The Geological Survey is sending out some most timely and important bulletins. It recently issued a warning to the people in regard to the indiscriminate and unscientific use of reinforced concrete in building. One of its latest bulletins calls attention to our waste fulness in deforestation. It shows that we allow more timber to be destroyed every year by preventable fires than is used in all the lumbering industries. It draws attention also to the fact that there is an enor mous amount of coal left and lost in the mines because of reckless processes of mining. The size of our country and its enormous natural resources have led us to believe that many things were inexhaustible, which as a matter of fact are being utterly and ruthlessly wasted at a most extravagant and foolish rate. Our people have developed habits of prodigality which, in a country less lavishly favored by nature, would spell ultimate national bankruptcy. In the matter of fires, for instance, we have reached the point where we really expect and plan for terrific losses. As an example, Washington's record which has just been completed, shows that there were 470 alarms of fire in the year, resulting in damage of only $250,000. This is one of the lowest and most satis factory records attained by any city in the land; yet these fires have inflicted a damage, small as we be lieve it to be, just 350 per cent greater than that suf fered by the average of sixteen European cities of equal size. Incidentally, all the fire adjustment and the other accompaniments of the San Francisco disaster have been tabulated and arranged; and it now transpires that what was supposed to be a total damage of about $350,000,000 amounts to much nearer $600,000,000. Only $200,000,000 can be properly charged up to insur ance, and, therefore, the country has suffered a total wiping out of existence, an obliteration of property, to the amount of $400,000,000 by that one fire. This is a matter worthy of our most serious consideration.
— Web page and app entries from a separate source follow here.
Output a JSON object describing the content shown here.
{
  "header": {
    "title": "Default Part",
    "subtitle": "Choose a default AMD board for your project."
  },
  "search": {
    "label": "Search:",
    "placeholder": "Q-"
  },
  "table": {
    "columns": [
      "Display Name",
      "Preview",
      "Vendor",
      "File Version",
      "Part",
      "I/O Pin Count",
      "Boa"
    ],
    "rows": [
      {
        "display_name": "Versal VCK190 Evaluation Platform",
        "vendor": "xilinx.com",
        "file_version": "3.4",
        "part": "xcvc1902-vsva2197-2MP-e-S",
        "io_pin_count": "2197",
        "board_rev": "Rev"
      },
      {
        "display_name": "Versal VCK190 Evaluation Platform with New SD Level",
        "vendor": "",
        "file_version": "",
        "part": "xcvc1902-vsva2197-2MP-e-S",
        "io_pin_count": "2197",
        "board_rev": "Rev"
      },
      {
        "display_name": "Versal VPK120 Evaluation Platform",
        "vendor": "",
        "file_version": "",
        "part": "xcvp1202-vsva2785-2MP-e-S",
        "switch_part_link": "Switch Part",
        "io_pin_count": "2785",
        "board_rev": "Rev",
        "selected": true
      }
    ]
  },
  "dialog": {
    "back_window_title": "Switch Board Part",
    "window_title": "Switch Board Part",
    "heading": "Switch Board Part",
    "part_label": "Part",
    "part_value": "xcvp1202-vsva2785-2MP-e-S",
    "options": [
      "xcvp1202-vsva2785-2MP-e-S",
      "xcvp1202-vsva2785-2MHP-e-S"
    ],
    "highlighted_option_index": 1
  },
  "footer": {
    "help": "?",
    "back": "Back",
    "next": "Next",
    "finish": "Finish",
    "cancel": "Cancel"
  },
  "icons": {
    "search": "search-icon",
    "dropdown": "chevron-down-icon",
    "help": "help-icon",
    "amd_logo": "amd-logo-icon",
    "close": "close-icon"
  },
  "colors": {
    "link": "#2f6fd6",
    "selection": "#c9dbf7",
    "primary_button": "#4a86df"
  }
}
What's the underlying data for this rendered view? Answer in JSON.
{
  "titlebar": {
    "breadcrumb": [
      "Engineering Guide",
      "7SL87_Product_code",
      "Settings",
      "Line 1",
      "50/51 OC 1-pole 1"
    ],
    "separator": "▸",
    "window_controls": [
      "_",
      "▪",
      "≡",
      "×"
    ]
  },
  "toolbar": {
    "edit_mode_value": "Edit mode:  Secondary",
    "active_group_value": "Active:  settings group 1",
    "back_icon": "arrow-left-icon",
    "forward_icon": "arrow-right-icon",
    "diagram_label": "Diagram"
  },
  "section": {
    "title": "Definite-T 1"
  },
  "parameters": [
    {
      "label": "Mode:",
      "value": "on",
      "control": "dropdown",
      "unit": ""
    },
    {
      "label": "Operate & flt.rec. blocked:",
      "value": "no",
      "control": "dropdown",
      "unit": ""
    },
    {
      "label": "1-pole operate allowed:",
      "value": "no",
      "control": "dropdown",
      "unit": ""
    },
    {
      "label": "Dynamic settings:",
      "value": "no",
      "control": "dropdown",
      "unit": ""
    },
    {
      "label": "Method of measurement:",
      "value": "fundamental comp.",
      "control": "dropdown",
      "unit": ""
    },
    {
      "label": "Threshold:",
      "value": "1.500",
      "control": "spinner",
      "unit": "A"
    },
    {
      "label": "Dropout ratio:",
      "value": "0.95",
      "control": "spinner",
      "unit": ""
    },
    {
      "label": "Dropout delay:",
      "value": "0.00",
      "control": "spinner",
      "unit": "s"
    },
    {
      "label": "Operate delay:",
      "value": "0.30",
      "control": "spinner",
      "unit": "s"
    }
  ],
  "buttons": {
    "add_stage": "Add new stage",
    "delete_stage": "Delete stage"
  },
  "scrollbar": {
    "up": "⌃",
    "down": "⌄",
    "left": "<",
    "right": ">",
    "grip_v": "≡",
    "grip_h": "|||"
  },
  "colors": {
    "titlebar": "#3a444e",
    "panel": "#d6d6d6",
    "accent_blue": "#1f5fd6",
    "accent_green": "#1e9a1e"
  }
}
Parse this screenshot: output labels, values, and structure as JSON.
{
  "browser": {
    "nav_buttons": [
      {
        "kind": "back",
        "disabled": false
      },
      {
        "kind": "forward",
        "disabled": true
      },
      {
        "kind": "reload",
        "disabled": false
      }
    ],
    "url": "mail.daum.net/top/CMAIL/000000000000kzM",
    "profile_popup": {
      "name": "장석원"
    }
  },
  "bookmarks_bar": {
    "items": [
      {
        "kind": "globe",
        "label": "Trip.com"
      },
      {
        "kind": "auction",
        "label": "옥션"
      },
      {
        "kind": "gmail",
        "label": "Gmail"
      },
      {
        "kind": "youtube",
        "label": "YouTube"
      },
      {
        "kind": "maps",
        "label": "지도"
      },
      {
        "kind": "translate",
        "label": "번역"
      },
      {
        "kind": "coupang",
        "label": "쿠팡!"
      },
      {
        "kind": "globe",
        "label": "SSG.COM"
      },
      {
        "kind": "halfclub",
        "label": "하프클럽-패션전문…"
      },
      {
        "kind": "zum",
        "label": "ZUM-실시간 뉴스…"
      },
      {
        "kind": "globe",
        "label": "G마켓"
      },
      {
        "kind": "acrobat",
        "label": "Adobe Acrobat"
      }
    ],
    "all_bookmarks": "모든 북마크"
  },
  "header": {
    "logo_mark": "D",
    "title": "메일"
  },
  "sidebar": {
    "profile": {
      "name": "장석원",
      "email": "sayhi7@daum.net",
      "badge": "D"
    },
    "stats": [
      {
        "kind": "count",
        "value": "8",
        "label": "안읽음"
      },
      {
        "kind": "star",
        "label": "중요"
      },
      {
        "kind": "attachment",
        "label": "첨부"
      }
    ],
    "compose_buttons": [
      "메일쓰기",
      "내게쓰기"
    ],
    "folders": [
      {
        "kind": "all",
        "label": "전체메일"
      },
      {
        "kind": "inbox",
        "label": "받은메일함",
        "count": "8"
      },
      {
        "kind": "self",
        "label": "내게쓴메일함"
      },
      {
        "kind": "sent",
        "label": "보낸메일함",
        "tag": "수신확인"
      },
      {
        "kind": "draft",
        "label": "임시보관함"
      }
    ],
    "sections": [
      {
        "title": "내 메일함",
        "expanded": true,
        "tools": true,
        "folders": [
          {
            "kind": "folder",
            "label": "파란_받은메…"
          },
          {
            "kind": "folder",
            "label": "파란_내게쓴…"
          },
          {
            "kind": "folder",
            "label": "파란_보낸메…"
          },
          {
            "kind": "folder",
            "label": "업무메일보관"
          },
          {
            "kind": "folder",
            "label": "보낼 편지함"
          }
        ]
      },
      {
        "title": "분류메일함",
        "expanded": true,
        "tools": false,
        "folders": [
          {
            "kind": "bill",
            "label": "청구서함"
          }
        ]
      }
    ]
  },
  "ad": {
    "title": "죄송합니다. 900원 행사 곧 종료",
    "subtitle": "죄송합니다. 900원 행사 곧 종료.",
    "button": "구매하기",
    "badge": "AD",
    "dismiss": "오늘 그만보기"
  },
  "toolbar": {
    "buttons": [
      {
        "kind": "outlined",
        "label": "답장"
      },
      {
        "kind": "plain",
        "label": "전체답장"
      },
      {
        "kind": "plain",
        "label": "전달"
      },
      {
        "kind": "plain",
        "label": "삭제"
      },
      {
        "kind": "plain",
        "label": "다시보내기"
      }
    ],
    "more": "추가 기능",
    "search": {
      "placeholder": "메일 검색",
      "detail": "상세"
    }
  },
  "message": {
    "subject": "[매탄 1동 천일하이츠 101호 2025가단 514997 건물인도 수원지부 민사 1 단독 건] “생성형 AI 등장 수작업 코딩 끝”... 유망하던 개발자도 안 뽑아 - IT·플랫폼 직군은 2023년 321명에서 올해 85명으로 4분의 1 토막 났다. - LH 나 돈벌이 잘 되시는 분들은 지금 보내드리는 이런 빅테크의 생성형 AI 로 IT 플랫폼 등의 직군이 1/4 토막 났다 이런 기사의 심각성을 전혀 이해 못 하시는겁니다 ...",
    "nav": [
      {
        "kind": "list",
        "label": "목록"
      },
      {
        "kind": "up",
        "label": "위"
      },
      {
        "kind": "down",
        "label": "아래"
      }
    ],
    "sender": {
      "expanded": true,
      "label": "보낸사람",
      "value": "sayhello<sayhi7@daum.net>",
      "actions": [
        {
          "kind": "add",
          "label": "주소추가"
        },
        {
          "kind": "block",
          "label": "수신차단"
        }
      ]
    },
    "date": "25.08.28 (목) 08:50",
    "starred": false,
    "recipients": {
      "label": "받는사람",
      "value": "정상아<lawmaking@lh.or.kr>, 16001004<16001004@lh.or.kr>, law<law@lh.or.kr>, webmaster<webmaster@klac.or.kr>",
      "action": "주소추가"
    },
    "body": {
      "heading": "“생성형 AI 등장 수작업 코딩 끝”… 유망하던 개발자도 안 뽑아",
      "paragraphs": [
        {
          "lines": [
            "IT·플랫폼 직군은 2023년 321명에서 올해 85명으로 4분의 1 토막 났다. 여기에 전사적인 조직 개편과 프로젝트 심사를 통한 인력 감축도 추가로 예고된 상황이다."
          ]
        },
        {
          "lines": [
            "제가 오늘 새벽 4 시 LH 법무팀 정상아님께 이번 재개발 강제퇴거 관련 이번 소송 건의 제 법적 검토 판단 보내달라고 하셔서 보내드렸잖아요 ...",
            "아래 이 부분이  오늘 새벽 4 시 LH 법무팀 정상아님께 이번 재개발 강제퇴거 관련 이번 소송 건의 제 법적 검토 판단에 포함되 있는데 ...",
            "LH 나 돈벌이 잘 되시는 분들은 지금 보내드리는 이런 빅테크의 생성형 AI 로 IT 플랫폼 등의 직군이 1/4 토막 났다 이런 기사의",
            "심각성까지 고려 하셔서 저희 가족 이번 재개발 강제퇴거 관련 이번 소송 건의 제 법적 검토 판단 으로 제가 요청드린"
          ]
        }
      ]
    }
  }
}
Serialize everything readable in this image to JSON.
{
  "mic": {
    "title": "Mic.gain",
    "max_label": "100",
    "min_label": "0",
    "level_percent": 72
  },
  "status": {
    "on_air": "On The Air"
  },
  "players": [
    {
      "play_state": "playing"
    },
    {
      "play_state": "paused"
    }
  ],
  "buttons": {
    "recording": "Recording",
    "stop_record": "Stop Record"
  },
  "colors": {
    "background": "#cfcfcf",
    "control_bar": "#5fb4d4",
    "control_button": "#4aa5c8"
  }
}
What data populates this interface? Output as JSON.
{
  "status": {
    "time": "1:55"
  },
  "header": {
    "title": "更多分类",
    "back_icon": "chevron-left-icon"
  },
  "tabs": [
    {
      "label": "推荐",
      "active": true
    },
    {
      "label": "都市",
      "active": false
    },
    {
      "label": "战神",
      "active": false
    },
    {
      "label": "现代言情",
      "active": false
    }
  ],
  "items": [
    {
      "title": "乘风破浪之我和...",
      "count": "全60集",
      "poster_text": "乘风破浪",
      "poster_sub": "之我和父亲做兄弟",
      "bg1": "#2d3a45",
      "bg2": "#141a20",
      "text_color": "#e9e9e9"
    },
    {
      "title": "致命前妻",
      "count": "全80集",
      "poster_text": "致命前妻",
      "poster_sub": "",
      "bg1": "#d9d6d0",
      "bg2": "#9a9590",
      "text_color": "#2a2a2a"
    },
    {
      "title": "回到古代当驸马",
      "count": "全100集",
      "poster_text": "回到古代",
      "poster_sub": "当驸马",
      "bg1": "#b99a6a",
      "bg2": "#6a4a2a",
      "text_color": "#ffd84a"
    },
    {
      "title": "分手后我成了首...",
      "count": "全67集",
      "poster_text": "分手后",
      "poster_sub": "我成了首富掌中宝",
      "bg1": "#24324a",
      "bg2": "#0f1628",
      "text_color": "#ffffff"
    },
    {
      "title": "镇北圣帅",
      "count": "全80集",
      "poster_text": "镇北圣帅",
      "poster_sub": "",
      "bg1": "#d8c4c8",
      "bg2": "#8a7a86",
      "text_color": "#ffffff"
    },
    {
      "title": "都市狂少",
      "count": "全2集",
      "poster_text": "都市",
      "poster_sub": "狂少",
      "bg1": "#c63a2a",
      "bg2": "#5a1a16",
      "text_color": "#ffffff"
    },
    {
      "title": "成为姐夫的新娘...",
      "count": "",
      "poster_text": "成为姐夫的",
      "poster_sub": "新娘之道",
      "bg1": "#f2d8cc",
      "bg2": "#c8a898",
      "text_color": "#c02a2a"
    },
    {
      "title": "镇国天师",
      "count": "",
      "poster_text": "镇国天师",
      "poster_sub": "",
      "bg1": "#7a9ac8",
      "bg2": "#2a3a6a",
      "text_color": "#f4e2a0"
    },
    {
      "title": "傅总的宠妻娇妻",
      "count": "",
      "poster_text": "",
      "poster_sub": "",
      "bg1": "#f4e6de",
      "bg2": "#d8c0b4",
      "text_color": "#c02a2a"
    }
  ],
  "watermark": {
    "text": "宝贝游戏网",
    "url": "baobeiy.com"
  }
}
It should teach us to build so as to make impossible the recurrence of such an awful conflagration, a recurrence that is imminently possible now in several cities, notably New Orleans, Boston, and Philadelphia.
This article was originally published with the title "Our National Wastefulness" in Scientific American 97, 21, 374 (November 1907)